You might have caught a movie this summer by the name of The Dark Knight—a little film that featured [SPOILER ALERT] pencils through skulls, long-winded monologues about surgical disfigurement, and one incinerated Maggie Gyllenhaal—and at times thought to yourselves, "Perhaps this wasn't the best choice for my daughter's Girl Scouts troop monthly Fun Night outing." But it was precisely its PG-13 rating that helped catapult the Chris Nolan film to its current record-breaking box office take of over five hundred gazillion dollars. Other directors are now wondering who at the MPAA they have to fuck to get a similar hall pass on their own darkly violent visions (and please, please God let it not be the notoriously scissor-happy Joan "The Snipper" Graves). But according to Max Payne director John Moore, it was the reverse scenario of the MPAA handing out the sexual favors to the filmmakers:
The MPAA, the cabal charged with protecting American decency through movie regulation, has banned a promo poster for the upcoming Kevin Smith and Seth Rogen flick Zack And Miri Make A Porno, just before its debut in Toronto. Too blowjob-y. Considering the film's title, the only surprise is that the poster was so bland. But not bland enough! Now the forbidden ad will be seen only in Canada, as well as on dozens and dozens of websites, including this one:

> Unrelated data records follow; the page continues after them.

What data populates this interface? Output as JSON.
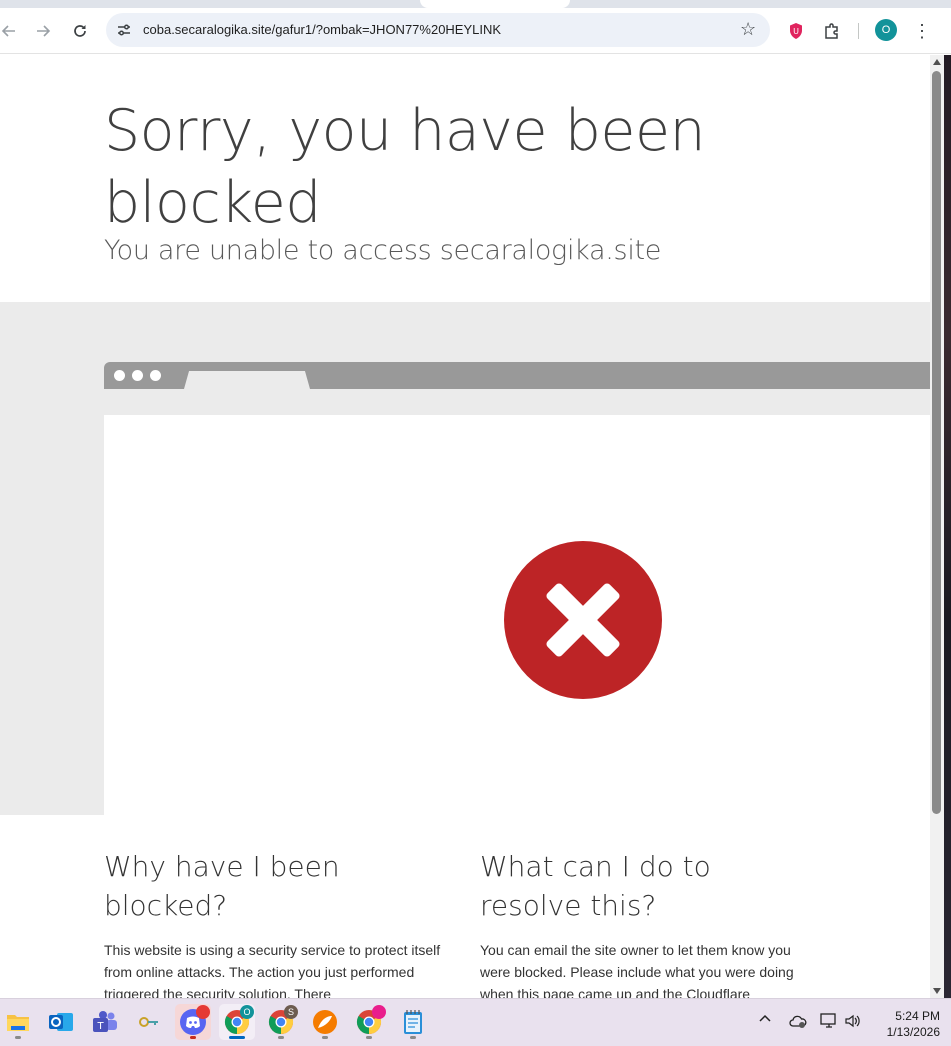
{
  "browser": {
    "url": "coba.secaralogika.site/gafur1/?ombak=JHON77%20HEYLINK",
    "profile_initial": "O",
    "icons": {
      "back": "back-arrow-icon",
      "forward": "forward-arrow-icon",
      "reload": "reload-icon",
      "site_info": "tune-icon",
      "bookmark": "star-icon",
      "extension_shield": "ublock-shield-icon",
      "extensions": "puzzle-icon",
      "menu": "more-vert-icon"
    },
    "colors": {
      "profile": "#12939a",
      "omnibox": "#edf1f8",
      "shield": "#e0245e"
    }
  },
  "page": {
    "headline": "Sorry, you have been blocked",
    "subhead": "You are unable to access secaralogika.site",
    "error_icon": "error-x-circle-icon",
    "error_color": "#bd2426",
    "why": {
      "title": "Why have I been blocked?",
      "text": "This website is using a security service to protect itself from online attacks. The action you just performed triggered the security solution. There"
    },
    "resolve": {
      "title": "What can I do to resolve this?",
      "text": "You can email the site owner to let them know you were blocked. Please include what you were doing when this page came up and the Cloudflare"
    }
  },
  "taskbar": {
    "apps": [
      {
        "name": "file-explorer-icon",
        "badge": ""
      },
      {
        "name": "outlook-icon",
        "badge": ""
      },
      {
        "name": "teams-icon",
        "badge": ""
      },
      {
        "name": "key-app-icon",
        "badge": ""
      },
      {
        "name": "discord-icon",
        "badge": ""
      },
      {
        "name": "chrome-icon",
        "badge": "O"
      },
      {
        "name": "chrome-icon",
        "badge": "S"
      },
      {
        "name": "app-sail-icon",
        "badge": ""
      },
      {
        "name": "chrome-icon",
        "badge": ""
      },
      {
        "name": "notepad-icon",
        "badge": ""
      }
    ],
    "tray": {
      "time": "5:24 PM",
      "date": "1/13/2026",
      "icons": [
        "chevron-up-icon",
        "cloud-icon",
        "network-icon",
        "volume-icon"
      ]
    }
  }
}
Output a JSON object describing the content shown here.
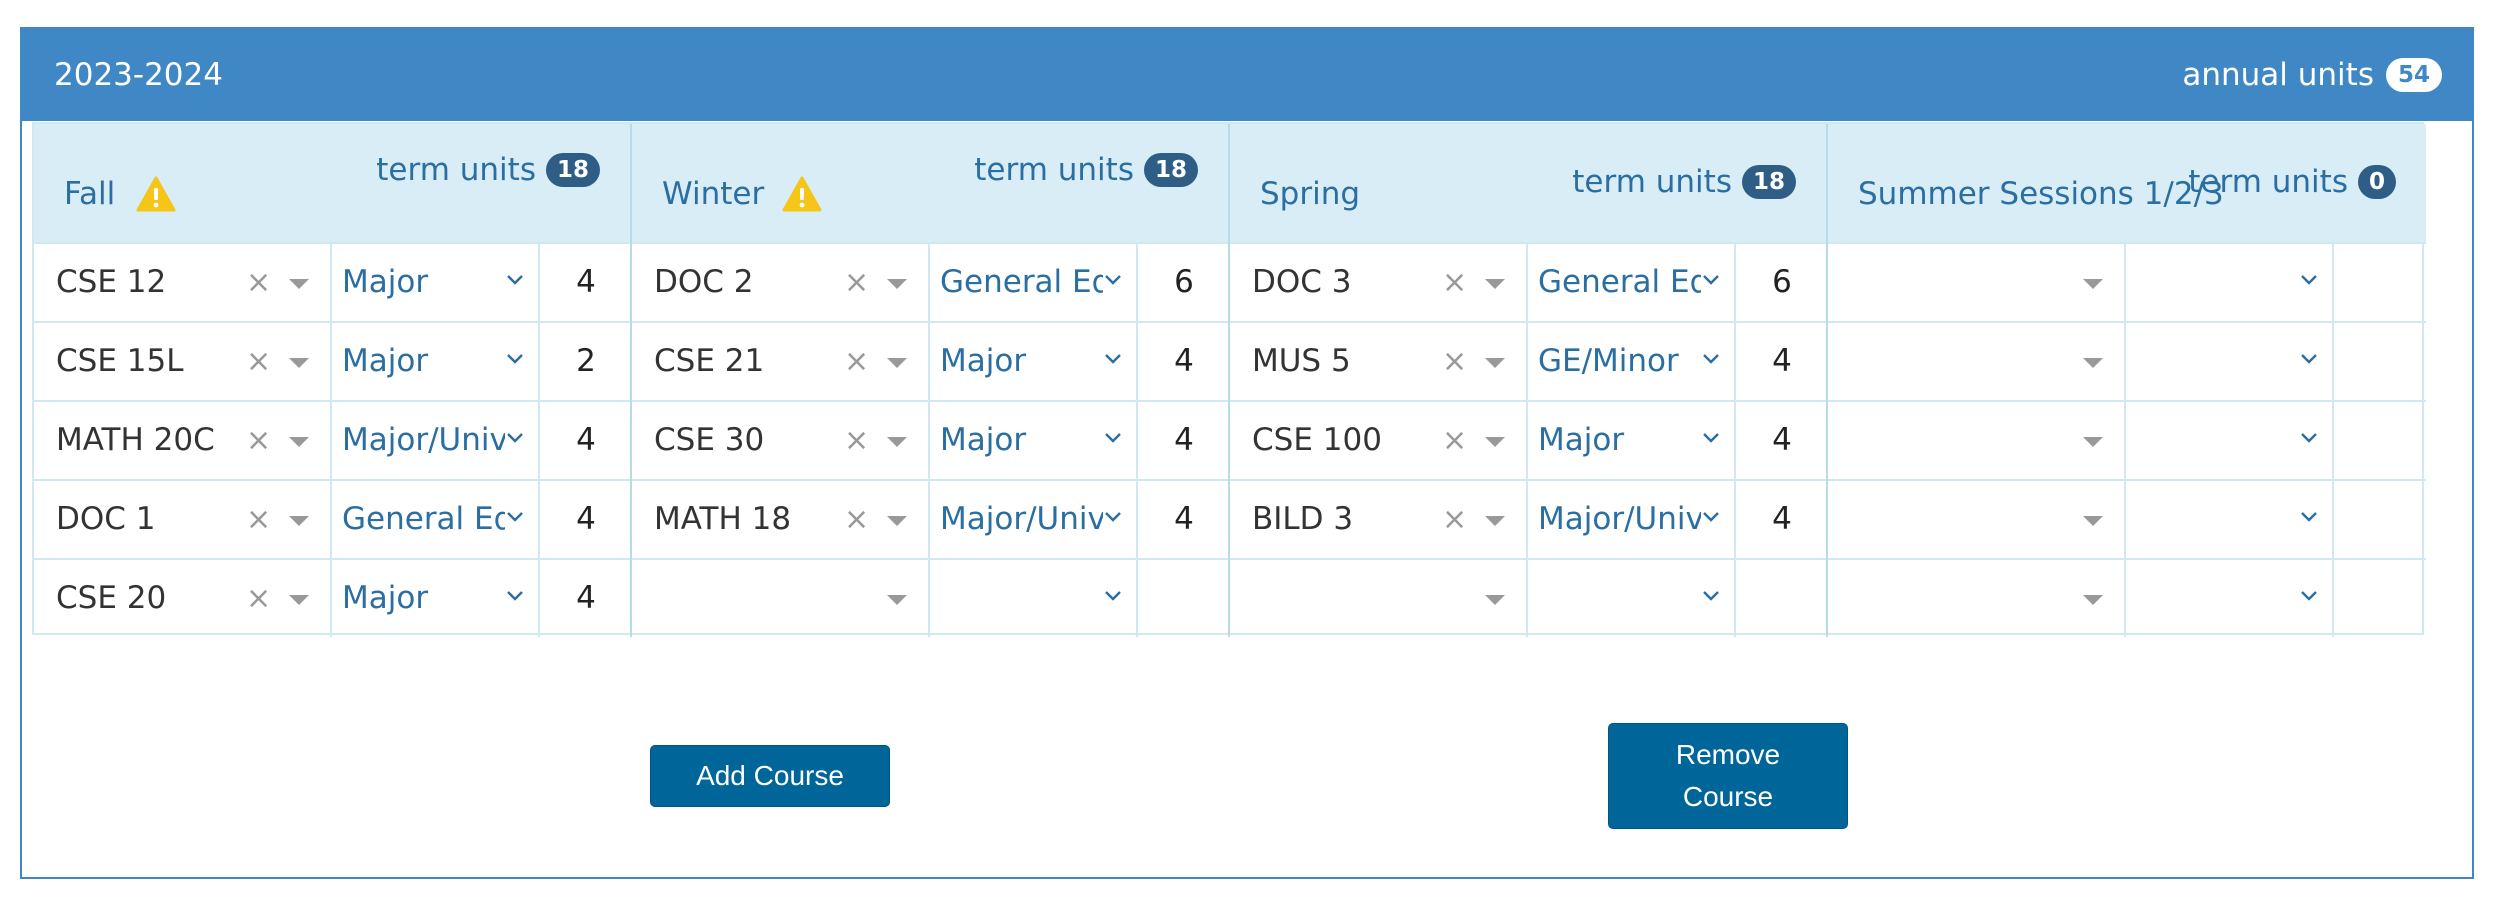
{
  "year_card": {
    "title": "2023-2024",
    "annual_units_label": "annual units",
    "annual_units_value": "54"
  },
  "icons": {
    "warning": "warning-triangle-icon",
    "clear": "clear-x-icon",
    "caret": "caret-down-icon",
    "chevron": "chevron-down-icon"
  },
  "colors": {
    "header": "#3f88c5",
    "term_header": "#d9edf6",
    "button": "#006699",
    "warning": "#f5c518",
    "badge": "#2e5d86"
  },
  "terms": [
    {
      "name": "Fall",
      "warning": true,
      "units_label": "term units",
      "units_value": "18",
      "rows": [
        {
          "course": "CSE 12",
          "category": "Major",
          "units": "4"
        },
        {
          "course": "CSE 15L",
          "category": "Major",
          "units": "2"
        },
        {
          "course": "MATH 20C",
          "category": "Major/University",
          "units": "4"
        },
        {
          "course": "DOC 1",
          "category": "General Education",
          "units": "4"
        },
        {
          "course": "CSE 20",
          "category": "Major",
          "units": "4"
        }
      ]
    },
    {
      "name": "Winter",
      "warning": true,
      "units_label": "term units",
      "units_value": "18",
      "rows": [
        {
          "course": "DOC 2",
          "category": "General Education",
          "units": "6"
        },
        {
          "course": "CSE 21",
          "category": "Major",
          "units": "4"
        },
        {
          "course": "CSE 30",
          "category": "Major",
          "units": "4"
        },
        {
          "course": "MATH 18",
          "category": "Major/University",
          "units": "4"
        },
        {
          "course": "",
          "category": "",
          "units": ""
        }
      ]
    },
    {
      "name": "Spring",
      "warning": false,
      "units_label": "term units",
      "units_value": "18",
      "rows": [
        {
          "course": "DOC 3",
          "category": "General Education",
          "units": "6"
        },
        {
          "course": "MUS 5",
          "category": "GE/Minor",
          "units": "4"
        },
        {
          "course": "CSE 100",
          "category": "Major",
          "units": "4"
        },
        {
          "course": "BILD 3",
          "category": "Major/University",
          "units": "4"
        },
        {
          "course": "",
          "category": "",
          "units": ""
        }
      ]
    },
    {
      "name": "Summer Sessions 1/2/3",
      "warning": false,
      "units_label": "term units",
      "units_value": "0",
      "rows": [
        {
          "course": "",
          "category": "",
          "units": ""
        },
        {
          "course": "",
          "category": "",
          "units": ""
        },
        {
          "course": "",
          "category": "",
          "units": ""
        },
        {
          "course": "",
          "category": "",
          "units": ""
        },
        {
          "course": "",
          "category": "",
          "units": ""
        }
      ]
    }
  ],
  "buttons": {
    "add_course": "Add Course",
    "remove_course": "Remove Course"
  }
}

Believe it or not, half-ass blogging neophyte Patrick Goldstein has kind of a genuine scoop today at The Big Picture: A heads-up to an interview with CARA (Classifcation And Ratings Administration) board head Joan Graves, arguably the most notorious (and notoriously private) movie censor of the last 50 years. Of course, it's not Goldstein's interview, but rather his wife's, banished to the relatively innocuous comfort of Graves's alumni magazine at Stanford. But that doesn't make it an any-less-terrifying glimpse behind the scenes of the ratings board's "parent-friendly" tyranny:
Steven Spielberg and David Geffen are offering Indian conglomerate Reliance ADA a large stake in their production company Dreamworks in exchange for $600 million. What none of the press has mentioned? That Reliance was accused by Universal of selling pirated DVDs. Universal, though, is a rival of Dreamworks parent company Paramount, which in turn is a division of Viacom — who are busy suing Google for $1 billion in copyright infringement damages. Your move, MPAA. [Current] (Photo by AP/Kevork Djansezian)
Green skin, black lungs: That's what smoking-in-film watchdog group the American Medical Association Alliance is accusing Universal of showcasing in The Incredible Hulk, and thereby encouraging its teen audiences of picking up the deadly habit in order to emulate the cool on-screen persona of William Hurt's stogie-loving army general. From their press release: